If the stress lasts long enough, you may notice that sleep and memory are affected, your eating habits change or you feel less inclined to exercise and engage in activities that you used to participate in. Some research also links long-term stress to gastrointestinal conditions like irritable bowel syndrome (IBS) or stomach ulcers, as well as conditions like cardiovascular disease.
All of us can probably recognize some of the feelings described above. Some people seem to be more affected by stress than others. For some people, getting out of the door on time each morning can be a very stressful experience, whereas others may be less affected even by a great deal of pressure.
Some people are more likely to experience stressful situations than others, like those with a lot of debt or financial insecurity, people from minority ethnic groups or who are LGBTIQ, and people with disabilities or long-term health conditions.
How can you help yourself if you’re stressed?
Recognize when stress does exist. When you seem hopeless like you no longer want to talk to anyone, or when you cannot eat or sleep or concentrate on your work, it’s time to seek professional help!

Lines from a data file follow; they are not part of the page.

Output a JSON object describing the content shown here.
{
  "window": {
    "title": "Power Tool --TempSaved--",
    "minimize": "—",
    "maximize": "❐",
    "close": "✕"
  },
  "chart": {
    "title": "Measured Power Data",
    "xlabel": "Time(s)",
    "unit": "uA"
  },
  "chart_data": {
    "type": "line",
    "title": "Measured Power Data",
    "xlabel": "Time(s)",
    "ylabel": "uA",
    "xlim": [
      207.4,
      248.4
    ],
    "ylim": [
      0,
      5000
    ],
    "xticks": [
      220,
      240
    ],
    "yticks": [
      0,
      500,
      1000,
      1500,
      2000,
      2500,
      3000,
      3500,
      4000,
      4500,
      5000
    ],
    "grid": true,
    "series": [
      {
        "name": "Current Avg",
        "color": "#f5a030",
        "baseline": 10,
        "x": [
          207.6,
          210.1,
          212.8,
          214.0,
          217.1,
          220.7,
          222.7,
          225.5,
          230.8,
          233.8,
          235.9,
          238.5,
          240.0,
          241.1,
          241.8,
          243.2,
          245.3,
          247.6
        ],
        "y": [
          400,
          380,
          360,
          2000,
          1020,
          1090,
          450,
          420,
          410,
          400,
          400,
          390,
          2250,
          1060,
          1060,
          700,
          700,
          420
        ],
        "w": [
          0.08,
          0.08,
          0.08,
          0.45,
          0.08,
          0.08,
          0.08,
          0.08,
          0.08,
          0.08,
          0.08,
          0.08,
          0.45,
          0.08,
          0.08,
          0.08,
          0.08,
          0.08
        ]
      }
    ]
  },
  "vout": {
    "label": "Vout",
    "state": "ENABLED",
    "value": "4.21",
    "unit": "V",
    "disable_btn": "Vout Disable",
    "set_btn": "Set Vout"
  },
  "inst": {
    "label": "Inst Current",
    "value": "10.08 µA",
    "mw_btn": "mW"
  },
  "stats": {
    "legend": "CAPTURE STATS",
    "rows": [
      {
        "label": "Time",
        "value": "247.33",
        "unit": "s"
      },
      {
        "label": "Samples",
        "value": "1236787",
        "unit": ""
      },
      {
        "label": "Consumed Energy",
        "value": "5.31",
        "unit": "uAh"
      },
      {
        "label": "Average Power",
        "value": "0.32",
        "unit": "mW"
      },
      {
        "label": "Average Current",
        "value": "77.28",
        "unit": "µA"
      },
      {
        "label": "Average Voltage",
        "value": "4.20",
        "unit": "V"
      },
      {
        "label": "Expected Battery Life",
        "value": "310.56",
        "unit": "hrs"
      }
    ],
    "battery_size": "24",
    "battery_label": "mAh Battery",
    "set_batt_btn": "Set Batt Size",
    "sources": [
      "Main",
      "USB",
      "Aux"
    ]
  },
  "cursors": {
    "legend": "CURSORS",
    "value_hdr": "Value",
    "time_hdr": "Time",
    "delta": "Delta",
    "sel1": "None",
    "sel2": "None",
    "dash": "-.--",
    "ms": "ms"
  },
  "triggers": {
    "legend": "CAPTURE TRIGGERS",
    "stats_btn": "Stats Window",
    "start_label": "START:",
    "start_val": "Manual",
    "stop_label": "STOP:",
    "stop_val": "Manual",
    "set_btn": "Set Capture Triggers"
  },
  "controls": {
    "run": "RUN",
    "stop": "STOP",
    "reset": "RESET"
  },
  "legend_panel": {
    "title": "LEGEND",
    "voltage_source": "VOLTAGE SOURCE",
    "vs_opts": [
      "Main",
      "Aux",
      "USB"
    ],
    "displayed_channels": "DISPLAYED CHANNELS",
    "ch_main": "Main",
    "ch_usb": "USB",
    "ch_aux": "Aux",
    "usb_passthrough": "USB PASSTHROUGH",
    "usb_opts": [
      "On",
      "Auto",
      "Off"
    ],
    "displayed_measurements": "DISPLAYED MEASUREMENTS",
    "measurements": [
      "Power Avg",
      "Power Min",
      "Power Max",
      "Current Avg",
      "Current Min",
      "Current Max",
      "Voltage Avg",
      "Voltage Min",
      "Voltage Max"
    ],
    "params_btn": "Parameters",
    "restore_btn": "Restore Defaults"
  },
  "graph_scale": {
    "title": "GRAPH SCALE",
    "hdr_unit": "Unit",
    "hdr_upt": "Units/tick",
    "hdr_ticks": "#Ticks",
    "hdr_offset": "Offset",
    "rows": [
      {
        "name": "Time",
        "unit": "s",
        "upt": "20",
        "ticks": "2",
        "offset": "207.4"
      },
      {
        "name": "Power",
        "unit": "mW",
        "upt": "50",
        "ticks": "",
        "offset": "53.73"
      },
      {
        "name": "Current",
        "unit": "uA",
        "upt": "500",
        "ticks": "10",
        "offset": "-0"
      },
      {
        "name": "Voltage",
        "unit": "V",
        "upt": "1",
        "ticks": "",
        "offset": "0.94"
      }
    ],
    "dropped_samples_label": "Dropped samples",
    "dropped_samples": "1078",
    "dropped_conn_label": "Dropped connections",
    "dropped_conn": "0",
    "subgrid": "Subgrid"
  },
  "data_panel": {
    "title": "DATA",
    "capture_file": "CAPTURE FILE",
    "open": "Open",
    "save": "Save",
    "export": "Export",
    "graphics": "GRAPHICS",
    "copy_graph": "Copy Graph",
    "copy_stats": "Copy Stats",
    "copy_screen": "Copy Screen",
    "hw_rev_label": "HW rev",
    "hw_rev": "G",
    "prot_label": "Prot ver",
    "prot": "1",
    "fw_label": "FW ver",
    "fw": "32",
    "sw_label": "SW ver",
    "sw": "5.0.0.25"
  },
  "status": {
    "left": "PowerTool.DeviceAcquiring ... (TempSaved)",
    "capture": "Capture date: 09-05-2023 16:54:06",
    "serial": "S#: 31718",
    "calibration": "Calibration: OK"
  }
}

Do not ignore physical warning signs such as tense muscles, feeling always tired, headaches or migraine and the above symptoms.
Stop worrying and think about where you can make changes in your current situation. Think of the solution and not the problem.
Reach out for support from friends or family. Discuss your problem with the people closest to you. Joining a club or a course can help expand your resources. Activities like volunteering can change your perspective and have a beneficial impact on your mood.
Make healthy lifestyle changes. Exercise, eat healthy foods and get some restful sleep.
Avoid engaging in bad behavior like gambling, smoking and alcohol.
Practice mental training. Meditate to slow down racing thoughts, let go of negativity and calm your mind and body. Combine meditation with the practice of mindfulness, which can be defined as a mental state that involves being fully focused on the “now” so you can acknowledge and accept your thought, feelings, and sensations without judgement.
Be kind to yourself. This is most important. Remember that you will always be loved, no matter who you are, and that there is always a God who will provide you with your needs and Who will never leave you alone.
Get professional help if necessary. Stress is more than a feeling. Understanding stress can help you deal with it. It can even lead to an improvement in your mood and how you think.